IRS tax return scams are nothing new. While there’s been a small decrease in the number of fraud investigations launched by the IRS in 2017 compared to earlier years, they remain an annoying issue for taxpayers every March and April. Scammer will pose as another person, file taxes on their behalf, and claim their tax refund. They will often phish unsuspecting consumers by phone or email. This tricks them into revealing personal information so they can impersonate them. Remember, the IRS does not notify people by phone, so if you get a call claiming to be from an angry IRS rep, it’s a fake. But, as annoying as these scams can be, they aren’t the most worrisome issue facing taxpayers.
A more serious problem in 2018 is that hackers may already have bought or stolen your Social Security Number (SSN) from one of the many data breaches over the past few years. There have been enough major data breaches like Yahoo and Equifax that involves SSNs that they should no longer be considered secure. Criminals can buy and sell personal info on the Dark Web, and data dumps from old hacks are often released for free or for extremely cheap after enough time has passed. This means that the SSNs from a single data breach can spread far and wide on the underground internet and could be in the hands of many different malicious actors.
The IRS has begun to address this problem. They offer a six-digit number called an IP PIN to select taxpayers who are at risk of their SSN being misused. This number replaces that taxpayer’s SSN when confirming their identity and can be used even if their SSN is compromised. If you have the option of signing up for one, we highly recommend doing it. This is a good short-term solution and hopefully it will be expanded.

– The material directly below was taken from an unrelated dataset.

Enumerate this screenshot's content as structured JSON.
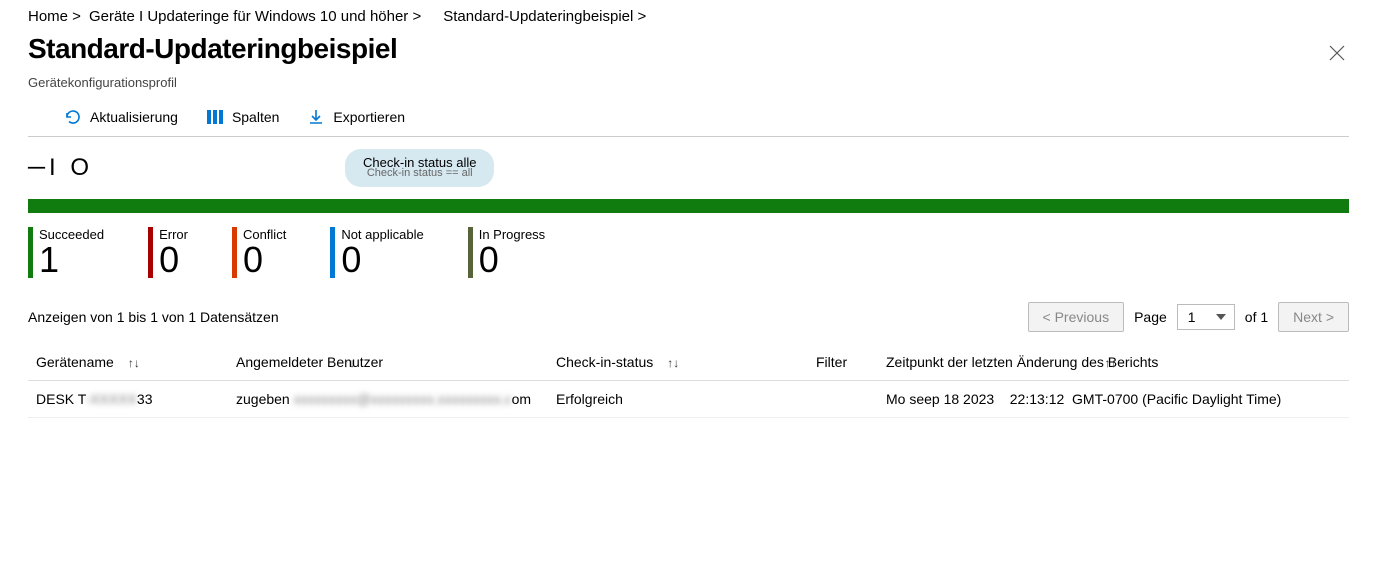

But in the long term, the United States needs a replacement for the SSN. This replacement ID should include digital certificates. The phrase “national ID” might sound unsettling, but the reality is that a simple number is too basic of an identification method in a digital world. Estonia has a digital identity system and other countries like Singapore are moving in that direction. The only way to permanently solve the problem of tax return fraud (and other issues around stolen identities) is to use a more secure method of identification than SSNs.